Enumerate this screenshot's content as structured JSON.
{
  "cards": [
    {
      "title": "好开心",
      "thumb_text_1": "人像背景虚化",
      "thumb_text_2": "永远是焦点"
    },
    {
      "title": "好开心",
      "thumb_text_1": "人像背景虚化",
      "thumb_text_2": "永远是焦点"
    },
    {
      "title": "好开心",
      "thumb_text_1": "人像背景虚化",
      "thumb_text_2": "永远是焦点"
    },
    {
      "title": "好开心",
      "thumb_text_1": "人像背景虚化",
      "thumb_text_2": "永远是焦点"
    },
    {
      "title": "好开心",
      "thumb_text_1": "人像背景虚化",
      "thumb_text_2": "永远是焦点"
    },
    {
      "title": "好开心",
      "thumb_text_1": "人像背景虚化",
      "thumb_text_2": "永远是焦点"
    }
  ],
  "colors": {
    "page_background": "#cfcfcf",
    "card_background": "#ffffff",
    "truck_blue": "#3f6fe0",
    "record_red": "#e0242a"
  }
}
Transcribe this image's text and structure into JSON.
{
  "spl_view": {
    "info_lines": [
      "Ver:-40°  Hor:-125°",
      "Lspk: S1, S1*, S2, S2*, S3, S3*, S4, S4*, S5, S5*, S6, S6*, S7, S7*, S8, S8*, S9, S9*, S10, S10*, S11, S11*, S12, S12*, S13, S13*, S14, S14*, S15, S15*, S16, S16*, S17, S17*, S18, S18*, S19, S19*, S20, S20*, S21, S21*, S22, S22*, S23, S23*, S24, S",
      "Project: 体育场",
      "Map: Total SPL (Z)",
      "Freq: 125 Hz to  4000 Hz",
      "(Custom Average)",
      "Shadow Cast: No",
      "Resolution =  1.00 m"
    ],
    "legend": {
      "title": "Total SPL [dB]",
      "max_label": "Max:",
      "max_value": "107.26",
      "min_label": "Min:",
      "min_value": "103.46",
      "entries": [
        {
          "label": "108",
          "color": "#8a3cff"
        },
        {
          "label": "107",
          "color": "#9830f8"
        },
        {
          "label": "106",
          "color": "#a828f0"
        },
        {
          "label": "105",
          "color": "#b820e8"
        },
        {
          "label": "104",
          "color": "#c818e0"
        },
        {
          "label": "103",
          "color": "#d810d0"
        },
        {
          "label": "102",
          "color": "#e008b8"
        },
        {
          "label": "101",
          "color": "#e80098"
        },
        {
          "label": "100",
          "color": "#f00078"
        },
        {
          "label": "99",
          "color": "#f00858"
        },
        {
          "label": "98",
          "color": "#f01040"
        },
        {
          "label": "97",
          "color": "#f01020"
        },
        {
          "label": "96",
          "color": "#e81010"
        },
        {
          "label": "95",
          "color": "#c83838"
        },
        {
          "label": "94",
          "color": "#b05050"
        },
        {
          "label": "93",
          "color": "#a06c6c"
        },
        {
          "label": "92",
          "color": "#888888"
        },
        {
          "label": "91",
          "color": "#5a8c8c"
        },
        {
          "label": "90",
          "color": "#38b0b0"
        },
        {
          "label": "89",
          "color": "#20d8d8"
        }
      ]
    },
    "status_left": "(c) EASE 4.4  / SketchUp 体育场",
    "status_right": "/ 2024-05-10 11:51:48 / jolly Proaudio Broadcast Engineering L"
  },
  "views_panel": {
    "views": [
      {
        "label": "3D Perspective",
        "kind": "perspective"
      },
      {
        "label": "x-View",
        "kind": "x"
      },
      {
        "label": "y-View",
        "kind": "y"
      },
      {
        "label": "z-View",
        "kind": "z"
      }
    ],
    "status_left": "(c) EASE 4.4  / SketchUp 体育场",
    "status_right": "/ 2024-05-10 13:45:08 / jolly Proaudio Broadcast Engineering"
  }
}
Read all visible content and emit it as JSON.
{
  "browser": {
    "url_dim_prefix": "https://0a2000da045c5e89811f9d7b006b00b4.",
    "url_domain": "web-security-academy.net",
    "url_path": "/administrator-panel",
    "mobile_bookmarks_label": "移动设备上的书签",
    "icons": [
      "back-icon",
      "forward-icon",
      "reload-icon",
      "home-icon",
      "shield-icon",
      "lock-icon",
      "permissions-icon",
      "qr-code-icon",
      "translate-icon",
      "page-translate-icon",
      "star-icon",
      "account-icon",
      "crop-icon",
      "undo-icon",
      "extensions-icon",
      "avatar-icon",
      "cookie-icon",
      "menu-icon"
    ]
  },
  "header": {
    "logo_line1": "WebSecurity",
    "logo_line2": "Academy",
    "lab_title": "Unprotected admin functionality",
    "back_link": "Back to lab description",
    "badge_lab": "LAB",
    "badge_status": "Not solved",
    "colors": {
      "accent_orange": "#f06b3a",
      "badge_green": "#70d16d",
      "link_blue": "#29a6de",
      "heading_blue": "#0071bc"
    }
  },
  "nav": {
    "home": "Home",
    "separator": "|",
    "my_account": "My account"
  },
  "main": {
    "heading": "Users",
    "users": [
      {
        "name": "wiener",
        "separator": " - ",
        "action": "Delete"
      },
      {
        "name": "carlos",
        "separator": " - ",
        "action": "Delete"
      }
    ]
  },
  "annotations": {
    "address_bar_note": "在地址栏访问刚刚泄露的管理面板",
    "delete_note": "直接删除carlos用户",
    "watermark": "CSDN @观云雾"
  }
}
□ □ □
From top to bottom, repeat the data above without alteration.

Enumerate this screenshot's content as structured JSON.
{
  "cards": [
    {
      "title": "好开心",
      "thumb_text_1": "人像背景虚化",
      "thumb_text_2": "永远是焦点"
    },
    {
      "title": "好开心",
      "thumb_text_1": "人像背景虚化",
      "thumb_text_2": "永远是焦点"
    },
    {
      "title": "好开心",
      "thumb_text_1": "人像背景虚化",
      "thumb_text_2": "永远是焦点"
    },
    {
      "title": "好开心",
      "thumb_text_1": "人像背景虚化",
      "thumb_text_2": "永远是焦点"
    },
    {
      "title": "好开心",
      "thumb_text_1": "人像背景虚化",
      "thumb_text_2": "永远是焦点"
    },
    {
      "title": "好开心",
      "thumb_text_1": "人像背景虚化",
      "thumb_text_2": "永远是焦点"
    }
  ],
  "colors": {
    "page_background": "#cfcfcf",
    "card_background": "#ffffff",
    "truck_blue": "#3f6fe0",
    "record_red": "#e0242a"
  }
}
Transcribe this image's text and structure into JSON.
{
  "spl_view": {
    "info_lines": [
      "Ver:-40°  Hor:-125°",
      "Lspk: S1, S1*, S2, S2*, S3, S3*, S4, S4*, S5, S5*, S6, S6*, S7, S7*, S8, S8*, S9, S9*, S10, S10*, S11, S11*, S12, S12*, S13, S13*, S14, S14*, S15, S15*, S16, S16*, S17, S17*, S18, S18*, S19, S19*, S20, S20*, S21, S21*, S22, S22*, S23, S23*, S24, S",
      "Project: 体育场",
      "Map: Total SPL (Z)",
      "Freq: 125 Hz to  4000 Hz",
      "(Custom Average)",
      "Shadow Cast: No",
      "Resolution =  1.00 m"
    ],
    "legend": {
      "title": "Total SPL [dB]",
      "max_label": "Max:",
      "max_value": "107.26",
      "min_label": "Min:",
      "min_value": "103.46",
      "entries": [
        {
          "label": "108",
          "color": "#8a3cff"
        },
        {
          "label": "107",
          "color": "#9830f8"
        },
        {
          "label": "106",
          "color": "#a828f0"
        },
        {
          "label": "105",
          "color": "#b820e8"
        },
        {
          "label": "104",
          "color": "#c818e0"
        },
        {
          "label": "103",
          "color": "#d810d0"
        },
        {
          "label": "102",
          "color": "#e008b8"
        },
        {
          "label": "101",
          "color": "#e80098"
        },
        {
          "label": "100",
          "color": "#f00078"
        },
        {
          "label": "99",
          "color": "#f00858"
        },
        {
          "label": "98",
          "color": "#f01040"
        },
        {
          "label": "97",
          "color": "#f01020"
        },
        {
          "label": "96",
          "color": "#e81010"
        },
        {
          "label": "95",
          "color": "#c83838"
        },
        {
          "label": "94",
          "color": "#b05050"
        },
        {
          "label": "93",
          "color": "#a06c6c"
        },
        {
          "label": "92",
          "color": "#888888"
        },
        {
          "label": "91",
          "color": "#5a8c8c"
        },
        {
          "label": "90",
          "color": "#38b0b0"
        },
        {
          "label": "89",
          "color": "#20d8d8"
        }
      ]
    },
    "status_left": "(c) EASE 4.4  / SketchUp 体育场",
    "status_right": "/ 2024-05-10 11:51:48 / jolly Proaudio Broadcast Engineering L"
  },
  "views_panel": {
    "views": [
      {
        "label": "3D Perspective",
        "kind": "perspective"
      },
      {
        "label": "x-View",
        "kind": "x"
      },
      {
        "label": "y-View",
        "kind": "y"
      },
      {
        "label": "z-View",
        "kind": "z"
      }
    ],
    "status_left": "(c) EASE 4.4  / SketchUp 体育场",
    "status_right": "/ 2024-05-10 13:45:08 / jolly Proaudio Broadcast Engineering"
  }
}
Read all visible content and emit it as JSON.
{
  "browser": {
    "url_dim_prefix": "https://0a2000da045c5e89811f9d7b006b00b4.",
    "url_domain": "web-security-academy.net",
    "url_path": "/administrator-panel",
    "mobile_bookmarks_label": "移动设备上的书签",
    "icons": [
      "back-icon",
      "forward-icon",
      "reload-icon",
      "home-icon",
      "shield-icon",
      "lock-icon",
      "permissions-icon",
      "qr-code-icon",
      "translate-icon",
      "page-translate-icon",
      "star-icon",
      "account-icon",
      "crop-icon",
      "undo-icon",
      "extensions-icon",
      "avatar-icon",
      "cookie-icon",
      "menu-icon"
    ]
  },
  "header": {
    "logo_line1": "WebSecurity",
    "logo_line2": "Academy",
    "lab_title": "Unprotected admin functionality",
    "back_link": "Back to lab description",
    "badge_lab": "LAB",
    "badge_status": "Not solved",
    "colors": {
      "accent_orange": "#f06b3a",
      "badge_green": "#70d16d",
      "link_blue": "#29a6de",
      "heading_blue": "#0071bc"
    }
  },
  "nav": {
    "home": "Home",
    "separator": "|",
    "my_account": "My account"
  },
  "main": {
    "heading": "Users",
    "users": [
      {
        "name": "wiener",
        "separator": " - ",
        "action": "Delete"
      },
      {
        "name": "carlos",
        "separator": " - ",
        "action": "Delete"
      }
    ]
  },
  "annotations": {
    "address_bar_note": "在地址栏访问刚刚泄露的管理面板",
    "delete_note": "直接删除carlos用户",
    "watermark": "CSDN @观云雾"
  }
}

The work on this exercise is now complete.